Five years after the Elmont community agreed to house UBS Arena, a retail village and hotel in town, residents are asking for New York Arena Partners to fulfill its promise and build a community center in town.
“We were good community partners, because they agreed on building a train station, redoing our park and also establishing a community center,” said Assemblywoman Michaelle Solages at a rally held last Sunday. “We see two of those commitments sub-standardly agreed to, but the third one still has not been established.”
The $1.3 billion Belmont Park Redevelopment Plan, announced in 2017, is a partnership between Oak View Group, the New York Islanders, and the Sterling Development Project known as New York Arena Partners. While the Islanders gained a new home at UBS Arena, a retail village is under construction, a train station was built, and Elmont Road Park received renovations—which the Town of Hempstead is reinvesting in as its turf field because of drainage problems, the community has been left without the 10,000-square-foot community center it was originally promised.
Parents, community leaders and elected officials gathered in the snow and strong wind Sunday afternoon outside of UBS Arena on Hempstead Turnpike to implore New York Arena Partners to build a community center.
“We want what is due to us, and that is a community center,” said County Legislator Carrié Solages. “A place of learning, a place of education, a place where our communities can have nonprofit organizations that will teach our community, the young people, how to grow and how to keep our homes.”
Lynette Battle, a parent in the Elmont community, highlighted the importance of having a community center in Elmont.
“We don’t have a space in Elmont for our children to be together, to give them some afternoon activities outside of what the school hosts, and even for the community’s parents, where you have opportunities to come together, gather and learn,” Battle said.
She asked that Arena Partners be invited to voice their solutions to find space for a community center in Elmont.
Bob Barker, president of the Locustwood Gotham Civic Association, and other community members believe that one location the community center could be built is at 570 Elmont Road in Elmont. He said that the community’s recommendations have not been responded to in order to address the issue.
“We are here today asking you to come out, meet with this community, engage, and believe in inclusion as opposed to exclusion,” Barker said. “So, we want you to come out. We want a seat at the table—not just to have a piece of the pie, but we want part of the entire pie of having everything in this community.”
Fenol C. LaRock, one of three executive directors of Elmont-based nonprofit Universal Interactions, spoke about his organization’s mission. Their goal is to build a community center in Elmont, and unify the generations throughout the Elmont community. Through the nonprofit’s website ElmontCommunityCenter.org, people can enroll in a monthly donation program to raise funds to build the community center.

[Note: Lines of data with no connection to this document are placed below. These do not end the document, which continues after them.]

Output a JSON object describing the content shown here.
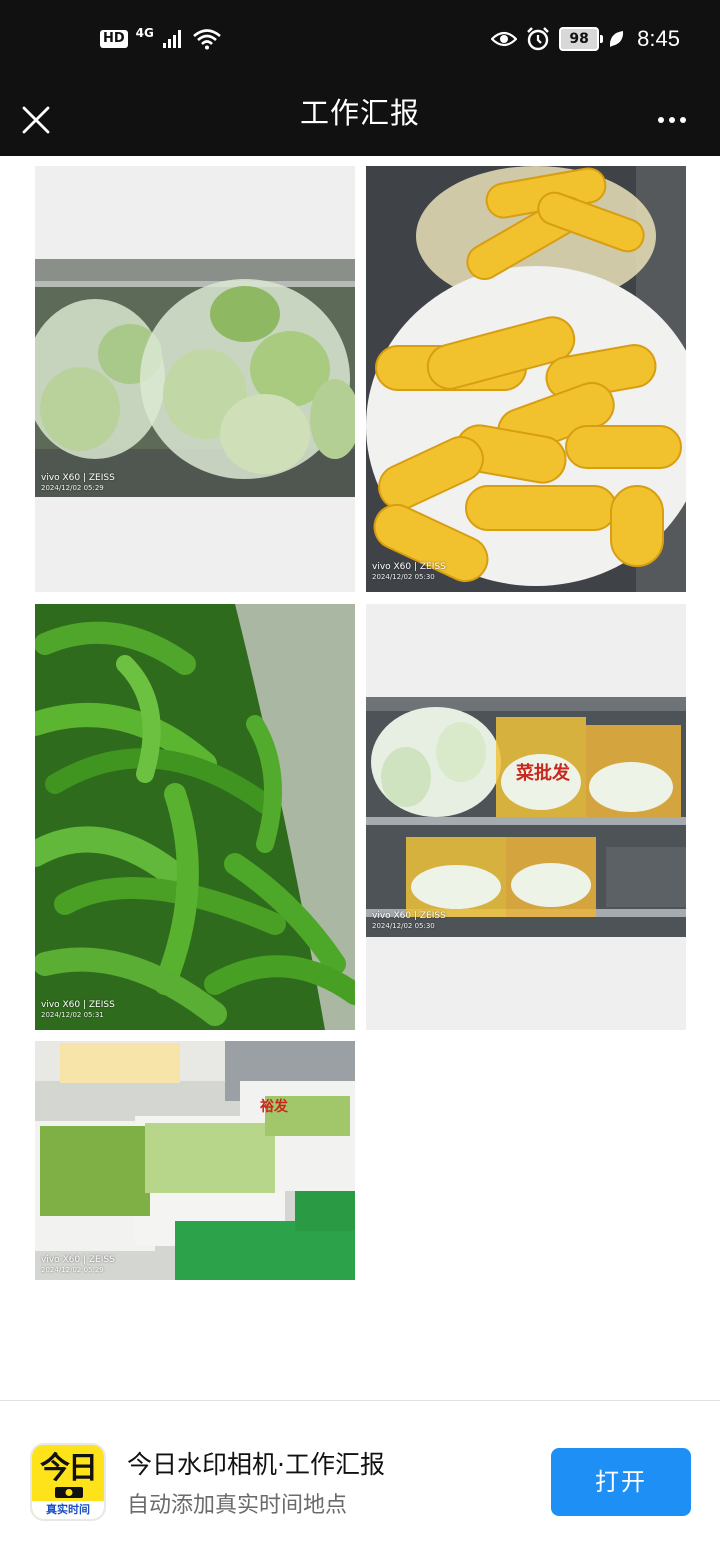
{
  "status_bar": {
    "hd_label": "HD",
    "network_label": "4G",
    "battery_level": "98",
    "time": "8:45",
    "icons": [
      "signal-icon",
      "wifi-icon",
      "eye-icon",
      "alarm-icon",
      "battery-icon",
      "leaf-icon"
    ]
  },
  "header": {
    "title": "工作汇报",
    "close_icon": "close-icon",
    "more_icon": "more-icon"
  },
  "photos": [
    {
      "subject": "cabbage",
      "watermark_brand": "vivo X60 | ZEISS",
      "watermark_date": "2024/12/02 05:29"
    },
    {
      "subject": "corn",
      "watermark_brand": "vivo X60 | ZEISS",
      "watermark_date": "2024/12/02 05:30"
    },
    {
      "subject": "green-peppers",
      "watermark_brand": "vivo X60 | ZEISS",
      "watermark_date": "2024/12/02 05:31"
    },
    {
      "subject": "napa-cabbage",
      "watermark_brand": "vivo X60 | ZEISS",
      "watermark_date": "2024/12/02 05:30",
      "crate_text": "菜批发"
    },
    {
      "subject": "vegetable-crates",
      "watermark_brand": "vivo X60 | ZEISS",
      "watermark_date": "2024/12/02 05:29",
      "crate_text": "裕发"
    }
  ],
  "banner": {
    "app_icon_text": "今日",
    "app_icon_caption": "真实时间",
    "app_title": "今日水印相机·工作汇报",
    "app_subtitle": "自动添加真实时间地点",
    "open_button": "打开"
  },
  "colors": {
    "header_bg": "#111111",
    "open_button_bg": "#1e90f5",
    "app_icon_bg": "#ffe31a"
  }
}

Universal Interactions has additionally started a GoFundMe to raise money to build the center, which can be found at bit.ly/ElmontCommunity. At press time, $405 has been donated to the cause, which has a goal of raising $500,000.
Tamar Paoli-Bailey, event coordinator and board member of the Elmont Cultural Center which was established in 2009, spoke to the importance of having a place where community members can gather.

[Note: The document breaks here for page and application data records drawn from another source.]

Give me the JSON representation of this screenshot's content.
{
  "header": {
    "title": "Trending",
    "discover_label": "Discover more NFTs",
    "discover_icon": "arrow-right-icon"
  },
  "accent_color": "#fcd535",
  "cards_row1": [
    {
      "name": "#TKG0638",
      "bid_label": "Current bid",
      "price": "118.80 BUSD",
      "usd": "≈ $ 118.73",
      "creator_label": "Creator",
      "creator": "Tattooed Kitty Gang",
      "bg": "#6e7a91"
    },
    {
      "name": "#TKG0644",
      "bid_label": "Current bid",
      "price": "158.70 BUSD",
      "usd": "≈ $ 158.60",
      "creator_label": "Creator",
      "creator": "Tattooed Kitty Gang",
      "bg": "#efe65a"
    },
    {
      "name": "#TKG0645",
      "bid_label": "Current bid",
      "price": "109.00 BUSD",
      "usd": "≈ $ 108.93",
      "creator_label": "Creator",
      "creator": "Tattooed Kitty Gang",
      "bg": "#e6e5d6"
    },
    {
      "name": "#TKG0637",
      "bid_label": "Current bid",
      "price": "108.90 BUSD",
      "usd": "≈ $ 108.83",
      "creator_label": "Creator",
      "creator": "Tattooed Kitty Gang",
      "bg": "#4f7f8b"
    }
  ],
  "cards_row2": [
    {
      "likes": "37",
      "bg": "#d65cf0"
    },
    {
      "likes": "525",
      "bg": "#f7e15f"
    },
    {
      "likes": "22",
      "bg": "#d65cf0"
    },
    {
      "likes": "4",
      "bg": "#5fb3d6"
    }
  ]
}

“It is sad that all across Long Island, other communities have spaces where they can talk and they can commune with each other and we can’t,” Paoli-Bailey said.

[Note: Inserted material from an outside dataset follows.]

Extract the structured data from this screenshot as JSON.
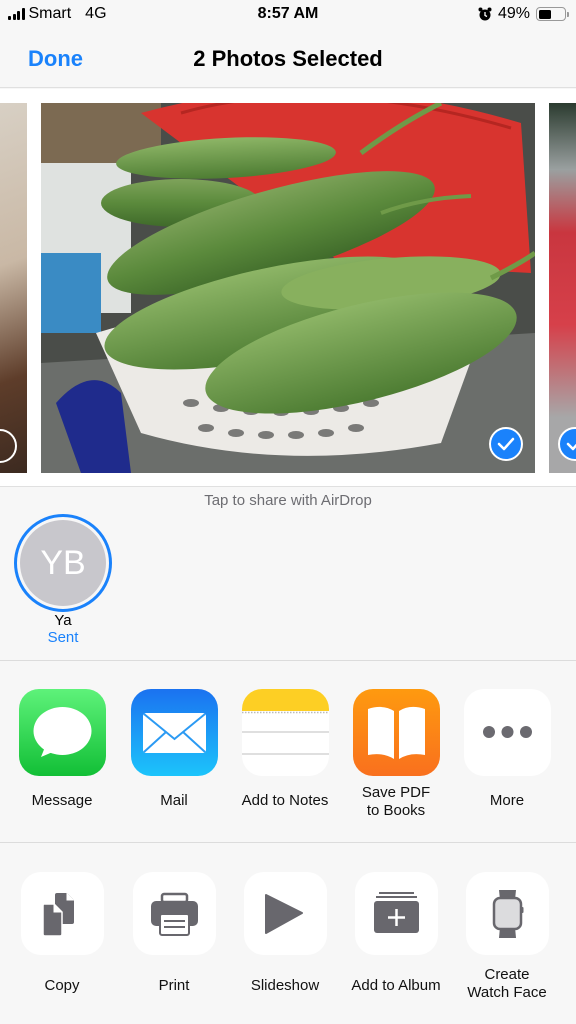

In response to the Herald’s request for comment, a spokesperson for New York Arena Partners said the organization was “thrilled to welcome the Elmont community to the Free Family Skate, and we look forward to engaging with the community on more programs and initiatives that benefit our neighbors.”